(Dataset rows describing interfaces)
--- START ---
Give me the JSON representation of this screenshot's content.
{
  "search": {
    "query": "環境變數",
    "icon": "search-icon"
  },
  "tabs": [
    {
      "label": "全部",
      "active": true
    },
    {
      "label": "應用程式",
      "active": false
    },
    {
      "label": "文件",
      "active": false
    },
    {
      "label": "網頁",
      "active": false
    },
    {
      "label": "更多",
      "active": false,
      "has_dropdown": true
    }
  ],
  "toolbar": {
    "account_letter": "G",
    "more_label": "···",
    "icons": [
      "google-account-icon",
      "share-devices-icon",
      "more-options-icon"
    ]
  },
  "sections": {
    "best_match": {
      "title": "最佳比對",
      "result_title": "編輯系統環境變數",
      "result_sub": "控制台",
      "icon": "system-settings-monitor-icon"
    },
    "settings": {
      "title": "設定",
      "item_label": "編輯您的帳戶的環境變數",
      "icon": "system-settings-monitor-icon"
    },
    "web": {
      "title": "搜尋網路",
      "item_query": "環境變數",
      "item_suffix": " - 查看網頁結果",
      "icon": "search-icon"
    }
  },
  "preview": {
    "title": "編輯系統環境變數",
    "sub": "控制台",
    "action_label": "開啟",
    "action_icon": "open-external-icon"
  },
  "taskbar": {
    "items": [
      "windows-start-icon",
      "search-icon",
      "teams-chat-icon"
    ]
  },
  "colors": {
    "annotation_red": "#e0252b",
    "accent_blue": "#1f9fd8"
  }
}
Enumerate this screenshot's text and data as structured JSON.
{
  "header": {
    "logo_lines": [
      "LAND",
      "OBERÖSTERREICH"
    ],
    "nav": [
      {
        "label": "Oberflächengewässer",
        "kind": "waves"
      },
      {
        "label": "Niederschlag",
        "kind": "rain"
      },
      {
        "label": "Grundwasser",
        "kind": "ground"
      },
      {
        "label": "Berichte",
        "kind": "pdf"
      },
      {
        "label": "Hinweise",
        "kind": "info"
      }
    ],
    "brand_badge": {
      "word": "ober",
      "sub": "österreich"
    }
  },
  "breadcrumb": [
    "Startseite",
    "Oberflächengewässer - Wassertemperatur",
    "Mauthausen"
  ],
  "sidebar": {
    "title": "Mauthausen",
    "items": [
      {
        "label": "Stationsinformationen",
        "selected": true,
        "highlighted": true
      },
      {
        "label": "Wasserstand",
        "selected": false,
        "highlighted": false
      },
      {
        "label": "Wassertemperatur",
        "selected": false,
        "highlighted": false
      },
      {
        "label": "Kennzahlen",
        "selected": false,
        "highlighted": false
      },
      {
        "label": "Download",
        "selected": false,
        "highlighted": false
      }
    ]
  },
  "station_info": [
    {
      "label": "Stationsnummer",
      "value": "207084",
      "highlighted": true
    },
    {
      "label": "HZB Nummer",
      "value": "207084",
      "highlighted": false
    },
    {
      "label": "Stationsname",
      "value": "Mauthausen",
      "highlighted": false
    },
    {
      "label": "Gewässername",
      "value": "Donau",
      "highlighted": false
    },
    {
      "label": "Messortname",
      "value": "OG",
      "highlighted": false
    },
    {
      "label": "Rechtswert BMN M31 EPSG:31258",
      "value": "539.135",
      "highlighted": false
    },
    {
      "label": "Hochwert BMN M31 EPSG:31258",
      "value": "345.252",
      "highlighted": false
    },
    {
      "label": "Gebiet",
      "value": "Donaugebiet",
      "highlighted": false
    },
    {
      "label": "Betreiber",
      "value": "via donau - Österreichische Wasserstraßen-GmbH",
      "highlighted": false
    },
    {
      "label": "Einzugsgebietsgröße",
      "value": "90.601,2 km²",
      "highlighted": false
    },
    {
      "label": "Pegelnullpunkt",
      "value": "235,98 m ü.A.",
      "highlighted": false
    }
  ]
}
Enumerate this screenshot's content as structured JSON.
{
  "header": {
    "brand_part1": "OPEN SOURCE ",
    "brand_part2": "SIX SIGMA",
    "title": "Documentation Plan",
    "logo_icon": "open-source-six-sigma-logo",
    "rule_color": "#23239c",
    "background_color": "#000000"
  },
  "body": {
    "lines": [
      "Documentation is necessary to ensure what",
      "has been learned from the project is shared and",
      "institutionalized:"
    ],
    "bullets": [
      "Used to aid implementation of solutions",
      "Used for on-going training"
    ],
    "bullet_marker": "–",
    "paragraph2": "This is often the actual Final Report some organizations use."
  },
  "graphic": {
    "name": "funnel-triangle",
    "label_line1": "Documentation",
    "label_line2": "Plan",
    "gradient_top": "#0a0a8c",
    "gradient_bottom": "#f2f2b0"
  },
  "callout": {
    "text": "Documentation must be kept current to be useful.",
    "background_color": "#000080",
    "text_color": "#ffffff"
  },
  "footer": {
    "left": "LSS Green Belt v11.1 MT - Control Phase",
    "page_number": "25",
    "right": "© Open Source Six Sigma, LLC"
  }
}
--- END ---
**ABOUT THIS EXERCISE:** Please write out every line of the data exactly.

**EXERCISE ANSWER:**
Give me the JSON representation of this screenshot's content.
{
  "search": {
    "query": "環境變數",
    "icon": "search-icon"
  },
  "tabs": [
    {
      "label": "全部",
      "active": true
    },
    {
      "label": "應用程式",
      "active": false
    },
    {
      "label": "文件",
      "active": false
    },
    {
      "label": "網頁",
      "active": false
    },
    {
      "label": "更多",
      "active": false,
      "has_dropdown": true
    }
  ],
  "toolbar": {
    "account_letter": "G",
    "more_label": "···",
    "icons": [
      "google-account-icon",
      "share-devices-icon",
      "more-options-icon"
    ]
  },
  "sections": {
    "best_match": {
      "title": "最佳比對",
      "result_title": "編輯系統環境變數",
      "result_sub": "控制台",
      "icon": "system-settings-monitor-icon"
    },
    "settings": {
      "title": "設定",
      "item_label": "編輯您的帳戶的環境變數",
      "icon": "system-settings-monitor-icon"
    },
    "web": {
      "title": "搜尋網路",
      "item_query": "環境變數",
      "item_suffix": " - 查看網頁結果",
      "icon": "search-icon"
    }
  },
  "preview": {
    "title": "編輯系統環境變數",
    "sub": "控制台",
    "action_label": "開啟",
    "action_icon": "open-external-icon"
  },
  "taskbar": {
    "items": [
      "windows-start-icon",
      "search-icon",
      "teams-chat-icon"
    ]
  },
  "colors": {
    "annotation_red": "#e0252b",
    "accent_blue": "#1f9fd8"
  }
}
Enumerate this screenshot's text and data as structured JSON.
{
  "header": {
    "logo_lines": [
      "LAND",
      "OBERÖSTERREICH"
    ],
    "nav": [
      {
        "label": "Oberflächengewässer",
        "kind": "waves"
      },
      {
        "label": "Niederschlag",
        "kind": "rain"
      },
      {
        "label": "Grundwasser",
        "kind": "ground"
      },
      {
        "label": "Berichte",
        "kind": "pdf"
      },
      {
        "label": "Hinweise",
        "kind": "info"
      }
    ],
    "brand_badge": {
      "word": "ober",
      "sub": "österreich"
    }
  },
  "breadcrumb": [
    "Startseite",
    "Oberflächengewässer - Wassertemperatur",
    "Mauthausen"
  ],
  "sidebar": {
    "title": "Mauthausen",
    "items": [
      {
        "label": "Stationsinformationen",
        "selected": true,
        "highlighted": true
      },
      {
        "label": "Wasserstand",
        "selected": false,
        "highlighted": false
      },
      {
        "label": "Wassertemperatur",
        "selected": false,
        "highlighted": false
      },
      {
        "label": "Kennzahlen",
        "selected": false,
        "highlighted": false
      },
      {
        "label": "Download",
        "selected": false,
        "highlighted": false
      }
    ]
  },
  "station_info": [
    {
      "label": "Stationsnummer",
      "value": "207084",
      "highlighted": true
    },
    {
      "label": "HZB Nummer",
      "value": "207084",
      "highlighted": false
    },
    {
      "label": "Stationsname",
      "value": "Mauthausen",
      "highlighted": false
    },
    {
      "label": "Gewässername",
      "value": "Donau",
      "highlighted": false
    },
    {
      "label": "Messortname",
      "value": "OG",
      "highlighted": false
    },
    {
      "label": "Rechtswert BMN M31 EPSG:31258",
      "value": "539.135",
      "highlighted": false
    },
    {
      "label": "Hochwert BMN M31 EPSG:31258",
      "value": "345.252",
      "highlighted": false
    },
    {
      "label": "Gebiet",
      "value": "Donaugebiet",
      "highlighted": false
    },
    {
      "label": "Betreiber",
      "value": "via donau - Österreichische Wasserstraßen-GmbH",
      "highlighted": false
    },
    {
      "label": "Einzugsgebietsgröße",
      "value": "90.601,2 km²",
      "highlighted": false
    },
    {
      "label": "Pegelnullpunkt",
      "value": "235,98 m ü.A.",
      "highlighted": false
    }
  ]
}
Enumerate this screenshot's content as structured JSON.
{
  "header": {
    "brand_part1": "OPEN SOURCE ",
    "brand_part2": "SIX SIGMA",
    "title": "Documentation Plan",
    "logo_icon": "open-source-six-sigma-logo",
    "rule_color": "#23239c",
    "background_color": "#000000"
  },
  "body": {
    "lines": [
      "Documentation is necessary to ensure what",
      "has been learned from the project is shared and",
      "institutionalized:"
    ],
    "bullets": [
      "Used to aid implementation of solutions",
      "Used for on-going training"
    ],
    "bullet_marker": "–",
    "paragraph2": "This is often the actual Final Report some organizations use."
  },
  "graphic": {
    "name": "funnel-triangle",
    "label_line1": "Documentation",
    "label_line2": "Plan",
    "gradient_top": "#0a0a8c",
    "gradient_bottom": "#f2f2b0"
  },
  "callout": {
    "text": "Documentation must be kept current to be useful.",
    "background_color": "#000080",
    "text_color": "#ffffff"
  },
  "footer": {
    "left": "LSS Green Belt v11.1 MT - Control Phase",
    "page_number": "25",
    "right": "© Open Source Six Sigma, LLC"
  }
}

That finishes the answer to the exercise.